One of my seasonal growing/eating inspirations, Eliot Coleman, calls the weeks surrounding the winter solstice the “Persephone Months”. He’s describing a time of year when the sun’s path is so low that it doesn’t heat up his cold frames enough for growth to continue; the crops sit waiting to be harvested, perfectly protected and preserved in their cozy beds. The reference to the goddess Persephone comes from the story about her journey to the Underworld. There are many versions of this myth, but generally it tells of Persephone’s kidnapping by Hades, Demeter’s refusal to allow anything to grow until she is returned, Persephone eating pomegranate seeds, fruit of the Underworld, and being compelled to return to Hades for 6 months of the year, making Demeter sad and all green things die. When Persephone returns, Demeter rejoices, and all green things grow.

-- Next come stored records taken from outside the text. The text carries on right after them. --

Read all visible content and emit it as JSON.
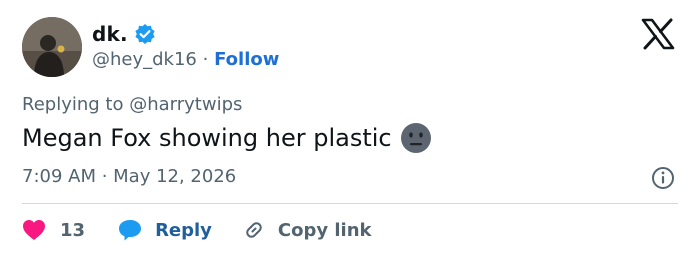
{
  "user": {
    "display_name": "dk.",
    "handle": "@hey_dk16",
    "separator": "·",
    "follow_label": "Follow",
    "verified": true,
    "avatar": "avatar-photo"
  },
  "brand_icon": "x-logo-icon",
  "reply": {
    "prefix": "Replying to",
    "mention": "@harrytwips"
  },
  "tweet": {
    "text": "Megan Fox showing her plastic",
    "emoji": "neutral-face-emoji",
    "timestamp": "7:09 AM · May 12, 2026"
  },
  "actions": {
    "like_count": "13",
    "reply_label": "Reply",
    "copy_label": "Copy link"
  },
  "colors": {
    "accent": "#1d6fd6",
    "like": "#f91880",
    "reply_bubble": "#1d9bf0",
    "muted": "#536471",
    "text": "#0f1419",
    "divider": "#cfd9de"
  }
}
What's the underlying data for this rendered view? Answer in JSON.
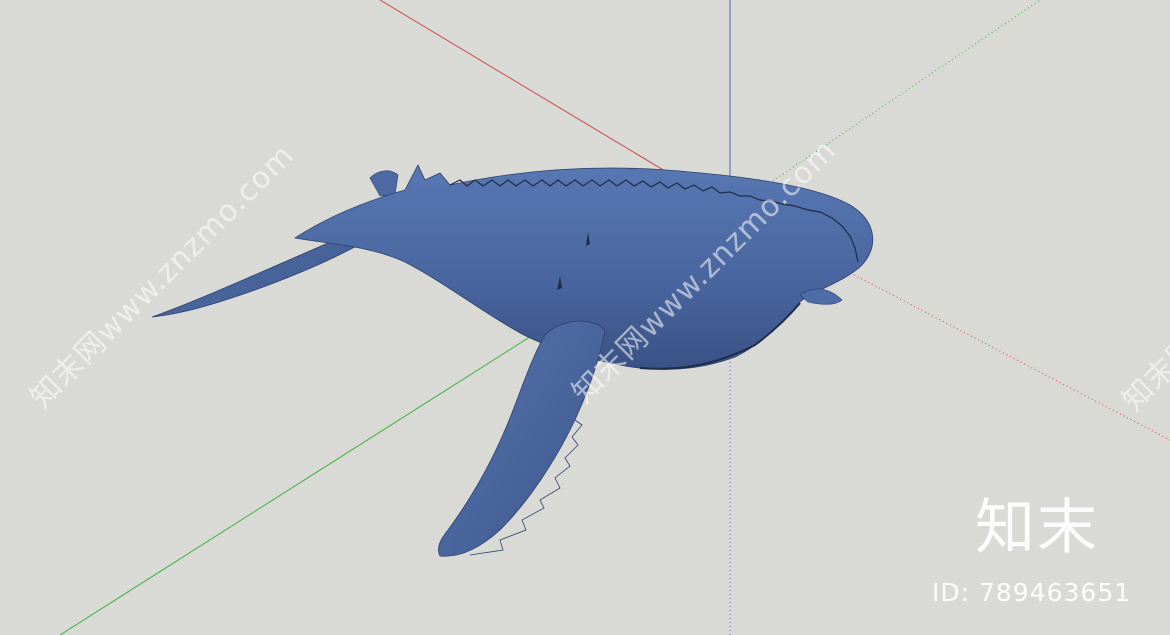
{
  "viewport": {
    "background_color": "#d9d9d6",
    "axis_colors": {
      "red": "#c94a4a",
      "green": "#43b043",
      "blue": "#5a63b8"
    }
  },
  "model": {
    "name": "humpback-whale",
    "body_color": "#4a66a0"
  },
  "watermark": {
    "diagonal_text": "知末网www.znzmo.com",
    "logo_text": "知末",
    "id_text": "ID: 789463651"
  }
}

I’ve got a little Persephone going on in my kitchen right now. The harvest bounty from summer and fall, that has been canned, frozen, and root cellared, (well, okay, not exactly your typical root-cellar, it’s coolers in the basement, but we make it work),

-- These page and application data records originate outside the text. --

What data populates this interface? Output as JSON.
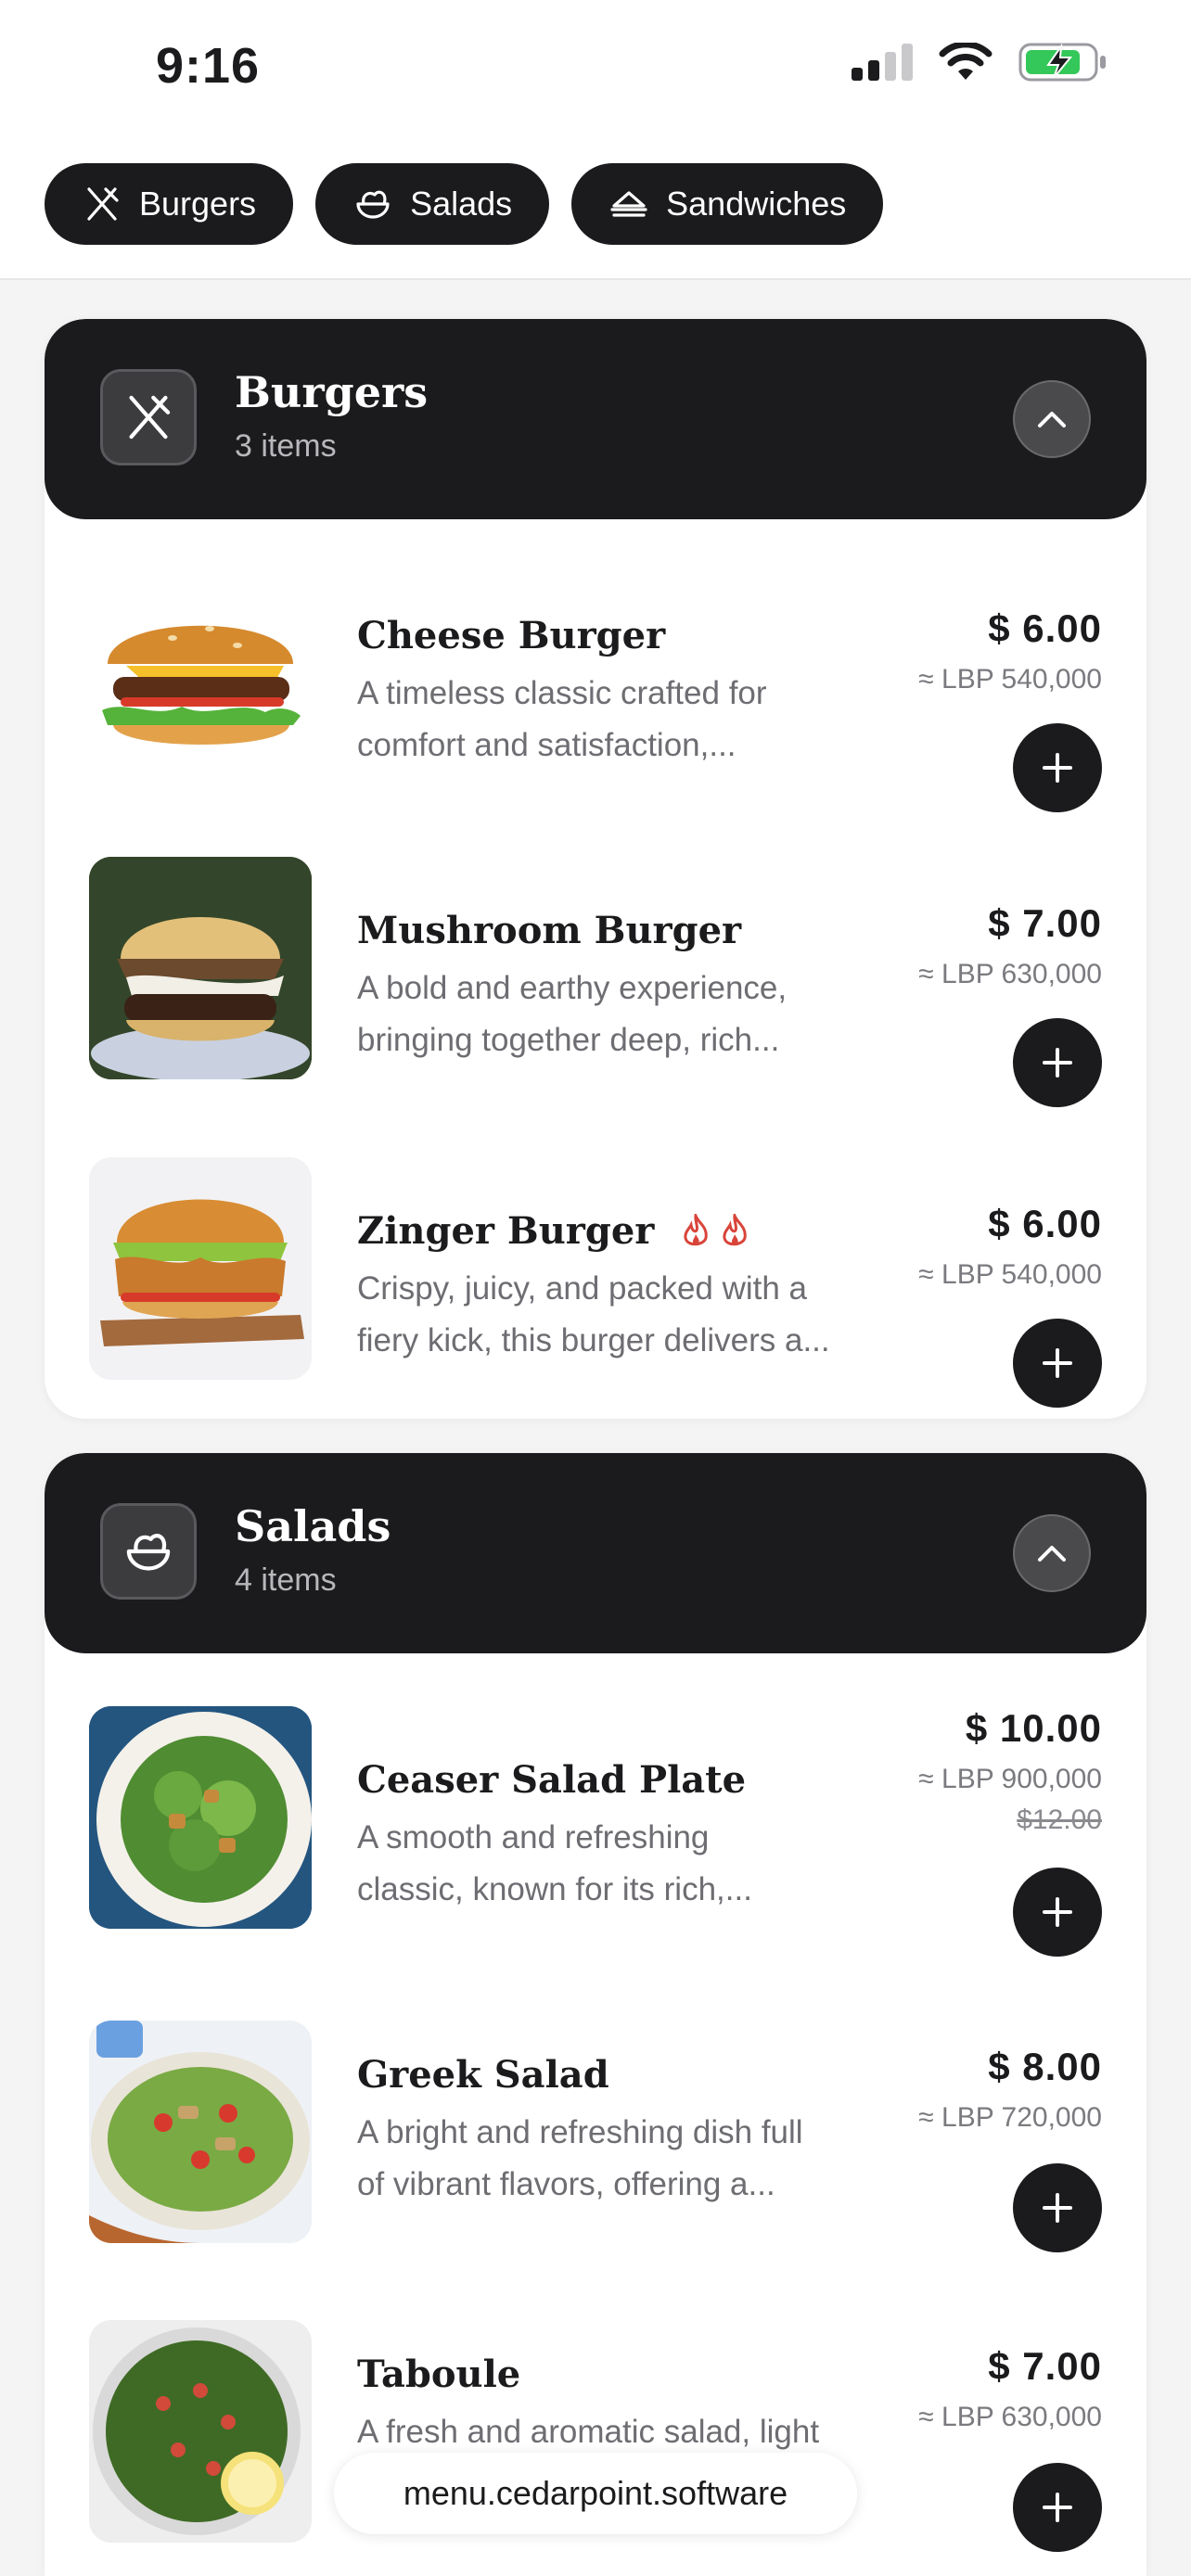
{
  "status": {
    "time": "9:16"
  },
  "chips": [
    {
      "label": "Burgers",
      "icon": "utensils-crossed-icon"
    },
    {
      "label": "Salads",
      "icon": "salad-bowl-icon"
    },
    {
      "label": "Sandwiches",
      "icon": "sandwich-icon"
    }
  ],
  "sections": [
    {
      "title": "Burgers",
      "count": "3 items",
      "icon": "utensils-crossed-icon",
      "items": [
        {
          "name": "Cheese Burger",
          "desc_line1": "A timeless classic crafted for",
          "desc_line2": "comfort and satisfaction,...",
          "price": "$ 6.00",
          "lbp": "≈ LBP 540,000"
        },
        {
          "name": "Mushroom Burger",
          "desc_line1": "A bold and earthy experience,",
          "desc_line2": "bringing together deep, rich...",
          "price": "$ 7.00",
          "lbp": "≈ LBP 630,000"
        },
        {
          "name": "Zinger Burger",
          "desc_line1": "Crispy, juicy, and packed with a",
          "desc_line2": "fiery kick, this burger delivers a...",
          "price": "$ 6.00",
          "lbp": "≈ LBP 540,000",
          "spicy_level": 2
        }
      ]
    },
    {
      "title": "Salads",
      "count": "4 items",
      "icon": "salad-bowl-icon",
      "items": [
        {
          "name": "Ceaser Salad Plate",
          "desc_line1": "A smooth and refreshing",
          "desc_line2": "classic, known for its rich,...",
          "price": "$ 10.00",
          "lbp": "≈ LBP 900,000",
          "old_price": "$12.00"
        },
        {
          "name": "Greek Salad",
          "desc_line1": "A bright and refreshing dish full",
          "desc_line2": "of vibrant flavors, offering a...",
          "price": "$ 8.00",
          "lbp": "≈ LBP 720,000"
        },
        {
          "name": "Taboule",
          "desc_line1": "A fresh and aromatic salad, light",
          "desc_line2": "",
          "price": "$ 7.00",
          "lbp": "≈ LBP 630,000"
        }
      ]
    }
  ],
  "url": "menu.cedarpoint.software",
  "colors": {
    "dark": "#1b1b1d",
    "spicy": "#d9443a",
    "battery": "#34c759"
  }
}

has dwindled down to the last jar of pickles, the last few autumn-picked apples, the last couple bags of frozen berries.
The cooking becomes rather stark and unimaginative as I struggle to find inspiration without much help from Mother Nature. Although it is officially spring, and the list of fruits and vegetables in season, in New England in spring, is long, at the moment it is entirely hypothetical. Spring is relative.
What’s in season? There’s a great tool to find out, no matter where you are. At Sustainable Table you can enter your state and the time of year, and you are redirected to the National Resources Defense Council’s seasonal eating lists. Once there, you can also search for Farmers’ Markets in your area. If you check out New Hampshire, you will see how far off our food spring really is-it’s more like May/June. We have had an indoor winter Farmers’ Market this year, and there have been some green offerings, but they have been the more winter-hardy leafys like kale, cabbage, bok choy, and arugula. No fruit unless it’s been preserved as jewel-like jams and jellies.

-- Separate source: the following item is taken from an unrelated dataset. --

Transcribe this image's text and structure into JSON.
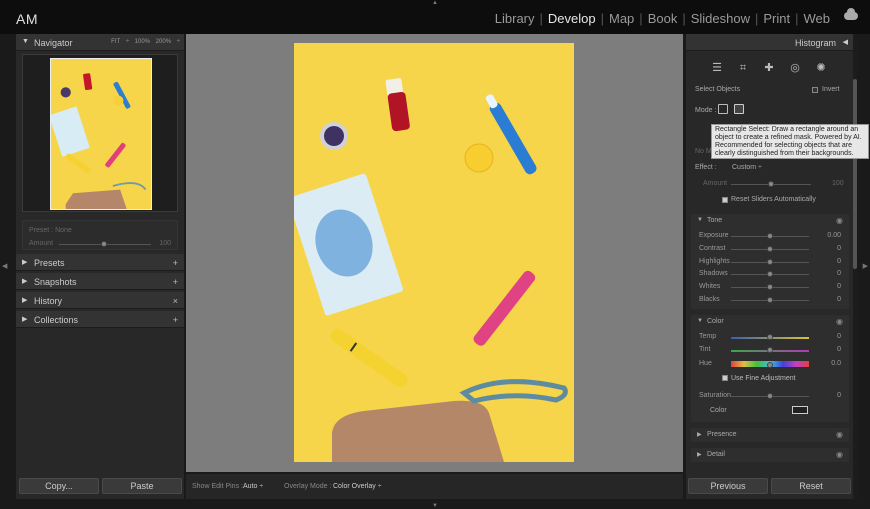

I rely on the grocery store until the large farmstand up the road opens up, and then I can feel a little better buying veg not grown locally, because at least I am supporting a local farmer (they stock market produce until their own comes in). I pretend by buying things I would have put by in my large, fully functional, and completely imaginary root cellar, like potatoes, rutabaga, cabbage, onions, apples, carrots, leeks and beets. I also buy frozen broccoli and canned green beans and peaches. But these are lackluster substitutes for the tender, green flavor of peas (snow, sugar snap, and shelled), asparagus, and baby spinach and lettuces, not to mention the eye-watering, mouth-watering sourness of the first rhubarb of the season. Those of you who have long winters and have rhubarb in the spring know what I mean. So good.
So the calendar says spring is here. It looks like spring, it smells like spring, but it still doesn’t taste like spring.
See you on the Road.